Bitcoin is not inherently volatile

A response to

This piece from Fernando Nieto claims that any asset that is expected to constantly appreciate in value – as Bitcoin is expected to, as its supply is strictly fixed, the other option is for Bitcoin to die, but we’re not considering that hypothesis – will necessarily be very volatile.

It is not clear what “volatile” means, but we’ll assume it means the market value of this asset will vary against the market value of all the other things strongly and annoyingly enough to make it useless as a unit of account. We can’t just consider “the price of Bitcoin against the Dollar”, it must be against “everything”, otherwise we could just assume the volatily was happening on the Dollar side, not on the Bitcoin side.
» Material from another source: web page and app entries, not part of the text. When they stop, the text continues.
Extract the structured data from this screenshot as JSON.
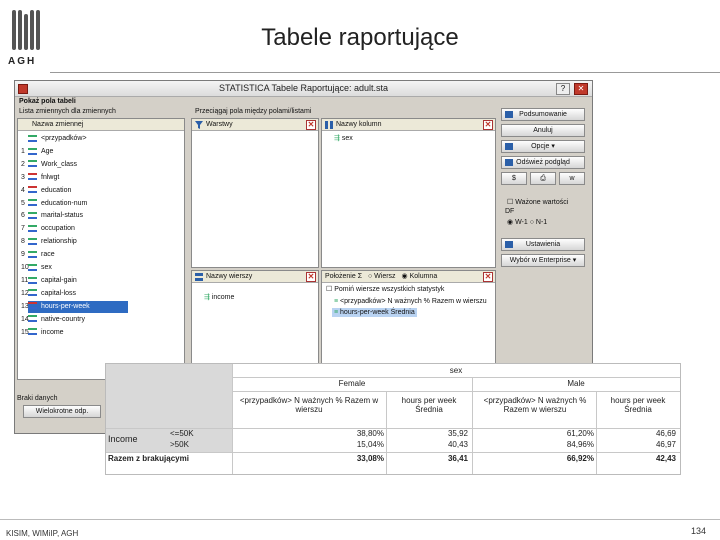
{
  "slide": {
    "title": "Tabele raportujące",
    "logo_text": "AGH",
    "footer_left": "KISIM, WIMiIP, AGH",
    "page_number": "134"
  },
  "window": {
    "title": "STATISTICA Tabele Raportujące: adult.sta",
    "close_glyph": "✕",
    "help_glyph": "?",
    "show_fields_label": "Pokaż pola tabeli",
    "variables_list_label": "Lista zmiennych dla zmiennych",
    "variables_header": "Nazwa zmiennej",
    "variables": [
      {
        "num": "",
        "name": "<przypadków>",
        "selected": false,
        "color": "green"
      },
      {
        "num": "1",
        "name": "Age",
        "selected": false,
        "color": "green"
      },
      {
        "num": "2",
        "name": "Work_class",
        "selected": false,
        "color": "green"
      },
      {
        "num": "3",
        "name": "fnlwgt",
        "selected": false,
        "color": "red"
      },
      {
        "num": "4",
        "name": "education",
        "selected": false,
        "color": "red"
      },
      {
        "num": "5",
        "name": "education-num",
        "selected": false,
        "color": "green"
      },
      {
        "num": "6",
        "name": "marital-status",
        "selected": false,
        "color": "green"
      },
      {
        "num": "7",
        "name": "occupation",
        "selected": false,
        "color": "green"
      },
      {
        "num": "8",
        "name": "relationship",
        "selected": false,
        "color": "green"
      },
      {
        "num": "9",
        "name": "race",
        "selected": false,
        "color": "green"
      },
      {
        "num": "10",
        "name": "sex",
        "selected": false,
        "color": "green"
      },
      {
        "num": "11",
        "name": "capital-gain",
        "selected": false,
        "color": "green"
      },
      {
        "num": "12",
        "name": "capital-loss",
        "selected": false,
        "color": "green"
      },
      {
        "num": "13",
        "name": "hours-per-week",
        "selected": true,
        "color": "red"
      },
      {
        "num": "14",
        "name": "native-country",
        "selected": false,
        "color": "green"
      },
      {
        "num": "15",
        "name": "income",
        "selected": false,
        "color": "green"
      }
    ],
    "fields_area_label": "Przeciągaj pola między polami/listami",
    "layers_label": "Warstwy",
    "column_names_label": "Nazwy kolumn",
    "column_item": "sex",
    "row_names_label": "Nazwy wierszy",
    "row_item": "income",
    "position_label": "Położenie Σ",
    "position_opt_rows": "Wiersz",
    "position_opt_cols": "Kolumna",
    "show_all_stats_label": "Pomiń wiersze wszystkich statystyk",
    "stats_items": [
      {
        "text": "<przypadków> N ważnych % Razem w wierszu",
        "selected": false
      },
      {
        "text": "hours-per-week Średnia",
        "selected": true
      }
    ],
    "missing_label": "Braki danych",
    "multi_resp_button": "Wielokrotne odp.",
    "buttons": {
      "summary": "Podsumowanie",
      "cancel": "Anuluj",
      "options": "Opcje",
      "update": "Odśwież podgląd",
      "weights_label": "Ważone wartości",
      "df_label": "DF",
      "df_opt1": "W-1",
      "df_opt2": "N-1",
      "layouts": "Ustawienia",
      "wizard": "Wybór w Enterprise"
    }
  },
  "result": {
    "group_header": "sex",
    "groups": [
      "Female",
      "Male"
    ],
    "col_headers": [
      "<przypadków> N ważnych % Razem w wierszu",
      "hours per week Średnia",
      "<przypadków> N ważnych % Razem w wierszu",
      "hours per week Średnia"
    ],
    "row_var": "Income",
    "rows": [
      {
        "label": "<=50K",
        "values": [
          "38,80%",
          "35,92",
          "61,20%",
          "46,69"
        ]
      },
      {
        "label": ">50K",
        "values": [
          "15,04%",
          "40,43",
          "84,96%",
          "46,97"
        ]
      }
    ],
    "total_row": {
      "label": "Razem z brakującymi",
      "values": [
        "33,08%",
        "36,41",
        "66,92%",
        "42,43"
      ]
    }
  }
}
The value of an asset can only grow due to uncertain future returns becoming increasingly certain as time passes. Any future value expectation is priced in from the very moment it becomes certain. Hence, the same uncertainty inherent to investiments expected to provide a return – e.g. an increase in the value of each bitcoin – makes them inherently volatile.

This is the claim, and also considered an explanation as it says “the article could end here”, but the explanation is missing one piece, which is given many paragraphs below:
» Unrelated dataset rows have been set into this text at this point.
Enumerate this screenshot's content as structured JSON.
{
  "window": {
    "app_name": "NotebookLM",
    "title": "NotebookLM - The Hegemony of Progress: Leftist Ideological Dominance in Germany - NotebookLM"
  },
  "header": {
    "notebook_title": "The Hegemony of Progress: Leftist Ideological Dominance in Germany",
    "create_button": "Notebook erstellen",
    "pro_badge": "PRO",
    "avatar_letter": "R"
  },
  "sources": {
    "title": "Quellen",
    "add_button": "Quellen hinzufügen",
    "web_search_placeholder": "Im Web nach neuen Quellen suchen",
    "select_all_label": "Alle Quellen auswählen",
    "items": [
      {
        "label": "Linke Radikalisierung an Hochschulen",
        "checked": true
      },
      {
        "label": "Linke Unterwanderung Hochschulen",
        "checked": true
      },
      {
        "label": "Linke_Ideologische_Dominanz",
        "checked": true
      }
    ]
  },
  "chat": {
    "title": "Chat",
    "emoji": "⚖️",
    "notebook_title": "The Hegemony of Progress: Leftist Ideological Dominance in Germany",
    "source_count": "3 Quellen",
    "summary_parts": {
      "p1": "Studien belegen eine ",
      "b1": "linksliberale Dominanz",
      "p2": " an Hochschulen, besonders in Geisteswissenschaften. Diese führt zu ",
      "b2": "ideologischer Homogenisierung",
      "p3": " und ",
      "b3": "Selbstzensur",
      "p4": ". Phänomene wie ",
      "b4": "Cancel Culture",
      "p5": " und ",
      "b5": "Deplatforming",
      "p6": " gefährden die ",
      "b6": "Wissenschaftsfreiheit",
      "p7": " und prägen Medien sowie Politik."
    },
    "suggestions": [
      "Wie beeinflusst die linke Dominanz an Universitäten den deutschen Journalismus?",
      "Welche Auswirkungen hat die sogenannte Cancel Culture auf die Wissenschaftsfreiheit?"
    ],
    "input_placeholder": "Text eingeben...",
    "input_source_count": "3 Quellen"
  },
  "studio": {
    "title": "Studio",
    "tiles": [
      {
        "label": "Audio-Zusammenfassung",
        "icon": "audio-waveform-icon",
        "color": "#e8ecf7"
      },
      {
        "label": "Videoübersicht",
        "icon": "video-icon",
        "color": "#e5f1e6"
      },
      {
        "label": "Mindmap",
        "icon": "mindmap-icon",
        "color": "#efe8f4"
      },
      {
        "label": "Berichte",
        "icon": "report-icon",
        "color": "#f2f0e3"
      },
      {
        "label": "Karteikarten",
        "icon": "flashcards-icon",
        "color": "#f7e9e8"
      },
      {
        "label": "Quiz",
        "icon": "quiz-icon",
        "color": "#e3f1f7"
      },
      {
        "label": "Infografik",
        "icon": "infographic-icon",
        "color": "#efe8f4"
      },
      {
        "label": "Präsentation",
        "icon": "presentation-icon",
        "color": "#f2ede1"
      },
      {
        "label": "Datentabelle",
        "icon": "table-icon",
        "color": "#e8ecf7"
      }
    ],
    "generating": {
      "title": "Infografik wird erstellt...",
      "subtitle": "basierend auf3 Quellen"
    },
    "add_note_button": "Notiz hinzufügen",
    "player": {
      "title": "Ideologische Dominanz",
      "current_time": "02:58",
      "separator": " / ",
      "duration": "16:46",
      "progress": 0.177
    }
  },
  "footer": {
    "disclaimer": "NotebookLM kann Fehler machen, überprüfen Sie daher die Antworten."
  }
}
Even if sometimes you may appreciate a return exceeding the cost of volatily risk, returns are always offset at the margin by the costs of holding the asset. If any asset offered a risk adjusted return opportunity clearly more attractive than the rest, that would be immediately arbitraged away (…)
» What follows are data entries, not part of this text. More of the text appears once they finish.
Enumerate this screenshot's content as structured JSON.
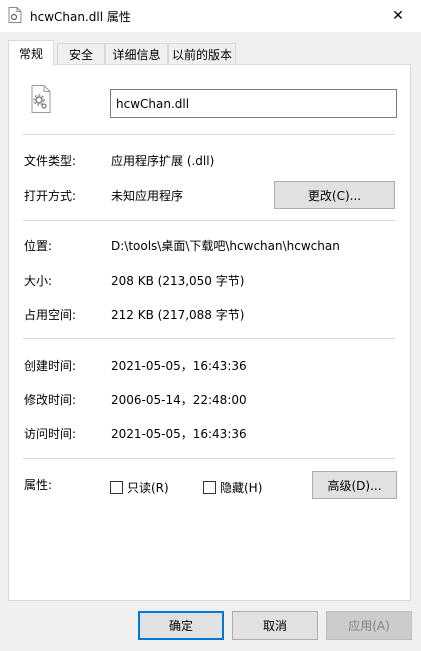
{
  "window": {
    "title": "hcwChan.dll 属性",
    "close_glyph": "✕"
  },
  "tabs": [
    {
      "label": "常规"
    },
    {
      "label": "安全"
    },
    {
      "label": "详细信息"
    },
    {
      "label": "以前的版本"
    }
  ],
  "general": {
    "file_name": "hcwChan.dll",
    "file_type": {
      "label": "文件类型:",
      "value": "应用程序扩展 (.dll)"
    },
    "opens_with": {
      "label": "打开方式:",
      "value": "未知应用程序",
      "change_button": "更改(C)..."
    },
    "location": {
      "label": "位置:",
      "value": "D:\\tools\\桌面\\下载吧\\hcwchan\\hcwchan"
    },
    "size": {
      "label": "大小:",
      "value": "208 KB (213,050 字节)"
    },
    "size_on_disk": {
      "label": "占用空间:",
      "value": "212 KB (217,088 字节)"
    },
    "created": {
      "label": "创建时间:",
      "value": "2021-05-05，16:43:36"
    },
    "modified": {
      "label": "修改时间:",
      "value": "2006-05-14，22:48:00"
    },
    "accessed": {
      "label": "访问时间:",
      "value": "2021-05-05，16:43:36"
    },
    "attributes": {
      "label": "属性:",
      "readonly": {
        "label": "只读(R)",
        "checked": false
      },
      "hidden": {
        "label": "隐藏(H)",
        "checked": false
      },
      "advanced_button": "高级(D)..."
    }
  },
  "footer": {
    "ok": "确定",
    "cancel": "取消",
    "apply": "应用(A)"
  }
}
The essence of the argument is that there cannot be an asset that increases in value without risk, otherwise that value increase would be arbitraged away. In other words, if Bitcoin is to increase in value constantly and predictably accross the years, then its price should be arbitraged away in a manner